» **Work instruction**
Look through the lines below and extract each one that contains "Test".
#####
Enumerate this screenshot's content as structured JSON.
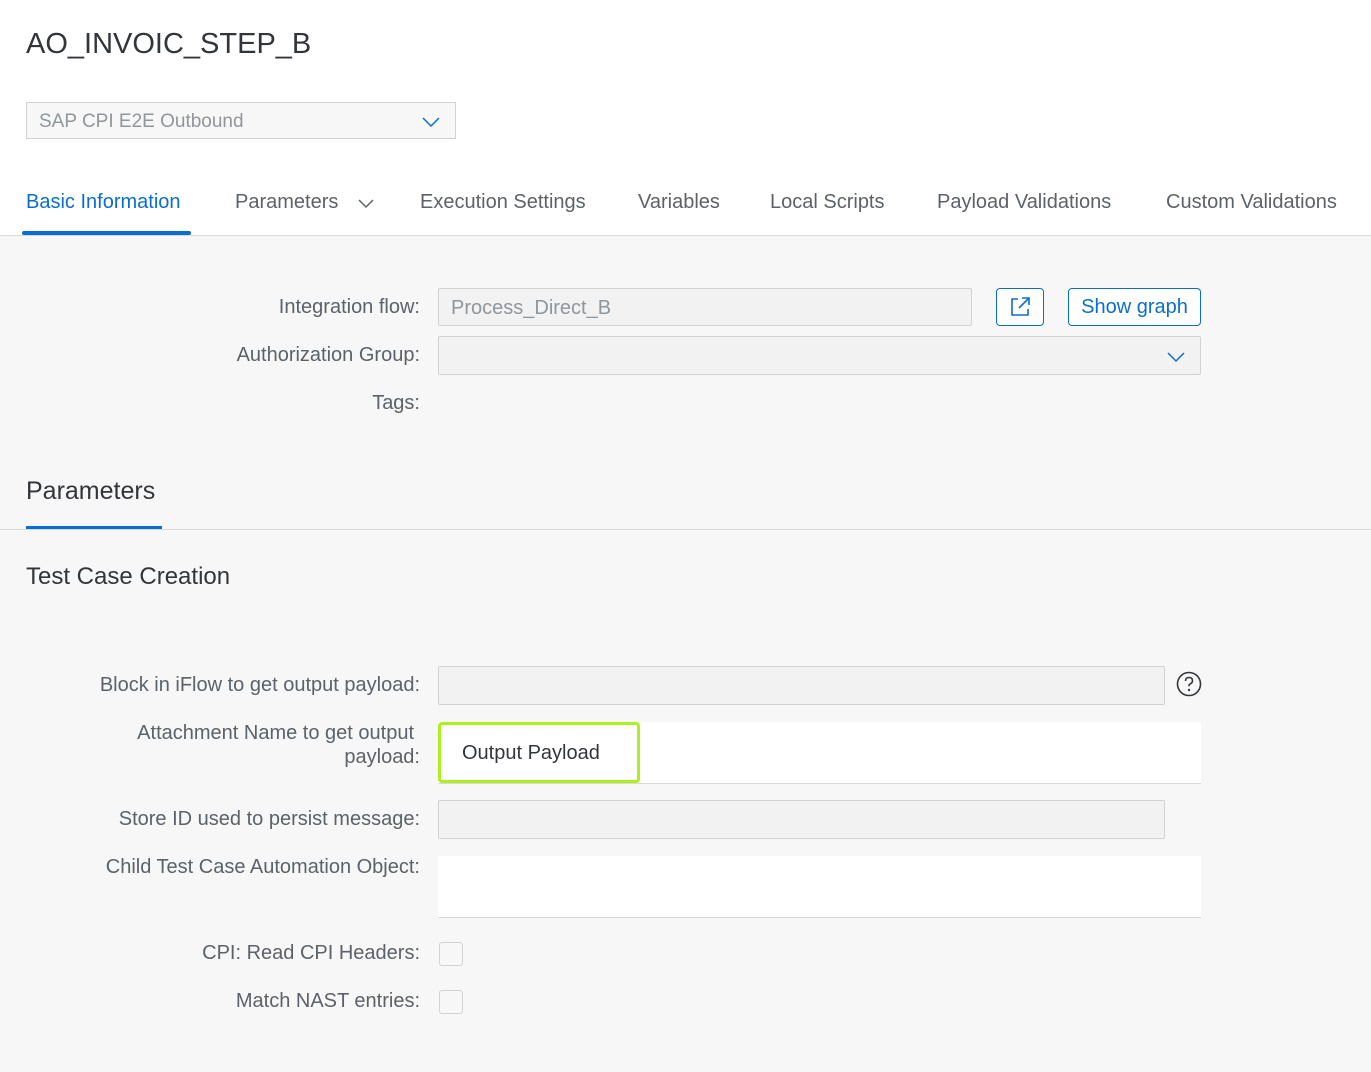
{
  "page": {
    "title": "AO_INVOIC_STEP_B"
  },
  "automation_select": {
    "value": "SAP CPI E2E Outbound",
    "icon": "chevron-down-icon"
  },
  "tabs": [
    {
      "label": "Basic Information",
      "active": true
    },
    {
      "label": "Parameters",
      "has_dropdown": true
    },
    {
      "label": "Execution Settings"
    },
    {
      "label": "Variables"
    },
    {
      "label": "Local Scripts"
    },
    {
      "label": "Payload Validations"
    },
    {
      "label": "Custom Validations"
    }
  ],
  "basic_info": {
    "integration_flow_label": "Integration flow:",
    "integration_flow_value": "Process_Direct_B",
    "open_icon": "external-link-icon",
    "show_graph_label": "Show graph",
    "authorization_group_label": "Authorization Group:",
    "authorization_group_value": "",
    "tags_label": "Tags:"
  },
  "parameters_section": {
    "title": "Parameters",
    "subsection_title": "Test Case Creation",
    "block_label": "Block in iFlow to get output payload:",
    "block_value": "",
    "help_icon": "question-mark-icon",
    "attachment_label_line1": "Attachment Name to get output",
    "attachment_label_line2": "payload:",
    "attachment_value": "Output Payload",
    "store_id_label": "Store ID used to persist message:",
    "store_id_value": "",
    "child_test_case_label": "Child Test Case Automation Object:",
    "read_headers_label": "CPI: Read CPI Headers:",
    "read_headers_checked": false,
    "match_nast_label": "Match NAST entries:",
    "match_nast_checked": false
  },
  "colors": {
    "accent": "#0a6ed1",
    "highlight": "#adf01d",
    "background": "#f7f7f7"
  }
}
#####
» **Answer box**
    "subsection_title": "Test Case Creation",
    "child_test_case_label": "Child Test Case Automation Object:",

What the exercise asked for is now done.